GPSes are becoming commonplace, not just as the standalone devices we have in our cars, but perhaps even more often as a capability built into our smartphones. In the majority of cases, the data that those GPSes generate is used by and stored in the device itself, but occasionally people want to access that data in other ways. A typical instance is when someone wants to download waypoints, routes, or tracks for use in computer-based mapping software or to transfer data to another device. In such cases the appropriate GPS interface sometimes is RS-232 serial. For example, a number of Garmin GPSes have serial output:
Garmin GPS 35 TracPak Series (GPS 35 LVC, GPS 35 LVS, GPS 35 HVS, GPS 35 PC)
Additionally, at times a more specialized GPS is being used, and these GPSes often have RS-232 serial as their interfaces. Such GPSes may have greater sensitivity or a higher polling rate than usual. One example listed below is for rocketry, where taking telemetry readings every five seconds does not get the job done. Another, the syncboxRED, uses GPS signals for highly accurate timing.

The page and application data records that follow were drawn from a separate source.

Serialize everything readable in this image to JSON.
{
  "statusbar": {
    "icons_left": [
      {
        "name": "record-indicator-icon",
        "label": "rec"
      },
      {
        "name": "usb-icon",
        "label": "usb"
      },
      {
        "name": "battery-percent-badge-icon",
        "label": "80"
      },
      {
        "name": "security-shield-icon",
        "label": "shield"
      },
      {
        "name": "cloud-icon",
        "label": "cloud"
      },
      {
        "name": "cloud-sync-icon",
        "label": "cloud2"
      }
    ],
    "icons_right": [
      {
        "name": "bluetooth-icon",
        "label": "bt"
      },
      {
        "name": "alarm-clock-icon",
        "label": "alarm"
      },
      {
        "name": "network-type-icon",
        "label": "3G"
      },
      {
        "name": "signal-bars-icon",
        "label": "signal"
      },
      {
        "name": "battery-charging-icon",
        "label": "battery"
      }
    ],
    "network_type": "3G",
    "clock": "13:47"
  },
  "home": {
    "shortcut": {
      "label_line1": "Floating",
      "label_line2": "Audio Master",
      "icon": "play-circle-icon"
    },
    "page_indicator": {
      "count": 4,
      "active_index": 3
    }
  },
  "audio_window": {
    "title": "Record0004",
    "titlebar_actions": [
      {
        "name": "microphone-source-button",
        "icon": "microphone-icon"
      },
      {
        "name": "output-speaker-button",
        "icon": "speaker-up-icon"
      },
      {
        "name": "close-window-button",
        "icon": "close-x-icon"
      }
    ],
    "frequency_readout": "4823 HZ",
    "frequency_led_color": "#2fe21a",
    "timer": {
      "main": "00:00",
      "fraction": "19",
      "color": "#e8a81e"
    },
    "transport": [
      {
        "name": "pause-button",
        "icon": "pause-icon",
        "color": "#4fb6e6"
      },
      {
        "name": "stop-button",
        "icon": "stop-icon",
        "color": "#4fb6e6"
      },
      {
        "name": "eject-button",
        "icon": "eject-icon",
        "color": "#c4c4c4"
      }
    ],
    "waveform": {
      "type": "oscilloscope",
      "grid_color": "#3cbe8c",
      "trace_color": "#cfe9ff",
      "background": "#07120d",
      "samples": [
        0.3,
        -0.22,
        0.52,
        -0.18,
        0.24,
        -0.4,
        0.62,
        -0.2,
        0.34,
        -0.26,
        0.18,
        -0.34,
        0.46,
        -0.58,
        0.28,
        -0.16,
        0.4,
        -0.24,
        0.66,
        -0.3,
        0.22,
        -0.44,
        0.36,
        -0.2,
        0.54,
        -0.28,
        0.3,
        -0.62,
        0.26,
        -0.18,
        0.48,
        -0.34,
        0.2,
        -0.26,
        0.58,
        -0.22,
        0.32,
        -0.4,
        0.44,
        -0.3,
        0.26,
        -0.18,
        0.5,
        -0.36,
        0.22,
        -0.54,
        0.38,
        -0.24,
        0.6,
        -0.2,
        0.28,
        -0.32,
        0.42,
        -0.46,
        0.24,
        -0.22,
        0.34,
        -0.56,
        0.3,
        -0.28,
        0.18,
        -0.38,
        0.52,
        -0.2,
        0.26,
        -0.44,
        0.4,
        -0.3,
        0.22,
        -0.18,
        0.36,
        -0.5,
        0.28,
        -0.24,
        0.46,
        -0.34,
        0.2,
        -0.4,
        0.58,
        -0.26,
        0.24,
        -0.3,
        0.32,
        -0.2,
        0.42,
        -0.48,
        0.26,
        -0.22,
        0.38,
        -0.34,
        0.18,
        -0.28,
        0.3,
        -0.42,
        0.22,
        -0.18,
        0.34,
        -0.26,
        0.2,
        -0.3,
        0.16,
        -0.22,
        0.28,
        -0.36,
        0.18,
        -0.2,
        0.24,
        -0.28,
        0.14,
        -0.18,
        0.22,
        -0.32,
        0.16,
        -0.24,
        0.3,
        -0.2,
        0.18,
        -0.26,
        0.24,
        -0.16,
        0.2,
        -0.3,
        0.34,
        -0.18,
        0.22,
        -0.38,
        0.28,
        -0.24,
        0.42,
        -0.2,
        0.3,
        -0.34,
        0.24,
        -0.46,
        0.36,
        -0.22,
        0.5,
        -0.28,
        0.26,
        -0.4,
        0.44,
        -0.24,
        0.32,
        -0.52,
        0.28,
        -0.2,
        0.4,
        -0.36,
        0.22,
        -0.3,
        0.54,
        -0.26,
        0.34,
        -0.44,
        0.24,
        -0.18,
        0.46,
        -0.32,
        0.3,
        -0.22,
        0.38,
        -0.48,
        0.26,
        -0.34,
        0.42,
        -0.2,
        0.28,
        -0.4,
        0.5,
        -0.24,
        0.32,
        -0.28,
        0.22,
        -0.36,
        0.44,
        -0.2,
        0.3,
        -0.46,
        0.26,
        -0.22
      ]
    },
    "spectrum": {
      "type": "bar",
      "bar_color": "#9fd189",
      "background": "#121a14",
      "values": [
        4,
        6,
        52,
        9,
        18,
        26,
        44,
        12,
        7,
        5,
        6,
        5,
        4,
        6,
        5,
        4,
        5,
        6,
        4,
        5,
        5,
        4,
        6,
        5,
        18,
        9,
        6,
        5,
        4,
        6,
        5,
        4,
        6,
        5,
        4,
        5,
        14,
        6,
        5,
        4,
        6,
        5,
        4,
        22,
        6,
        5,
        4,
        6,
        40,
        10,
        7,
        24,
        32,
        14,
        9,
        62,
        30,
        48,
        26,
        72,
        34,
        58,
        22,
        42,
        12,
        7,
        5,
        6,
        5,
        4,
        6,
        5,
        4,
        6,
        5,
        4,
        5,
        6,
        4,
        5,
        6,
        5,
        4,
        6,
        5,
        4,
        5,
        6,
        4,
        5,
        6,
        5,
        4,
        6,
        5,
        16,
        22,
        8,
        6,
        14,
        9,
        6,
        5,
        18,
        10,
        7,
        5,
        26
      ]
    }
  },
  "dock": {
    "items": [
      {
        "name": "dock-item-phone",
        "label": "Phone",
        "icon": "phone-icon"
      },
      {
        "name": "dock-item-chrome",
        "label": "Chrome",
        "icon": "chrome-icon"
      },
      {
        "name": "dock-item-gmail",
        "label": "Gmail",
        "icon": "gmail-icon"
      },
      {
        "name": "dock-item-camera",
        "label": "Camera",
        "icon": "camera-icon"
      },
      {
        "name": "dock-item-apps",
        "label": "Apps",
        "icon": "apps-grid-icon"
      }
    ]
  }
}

Hackers have fun with data output from GPSes as well, and some of the links below reference such applications. LAVA PCI serial cards or USB-Serial Links are complementary to many of these GPS applications.
Modify any USB GPS to XDA Serial RS232, afternoon project:
Hacking Garmin etrex GPS: making your own cable to run from the proprietary connector to standard RS-232:
Another DIY cable for Garmin:
A connector source for those who want to make their own Garmin compatible cable:
CatTrack™ GPS to RS232 Adapter – Product information
Using the Holux GM-210 GPS for either RS-232 or TTL:
Another integration of the Holux GM-210 GPS:
High sensitivity GPS:
Rocketry application — high sample rate GPS: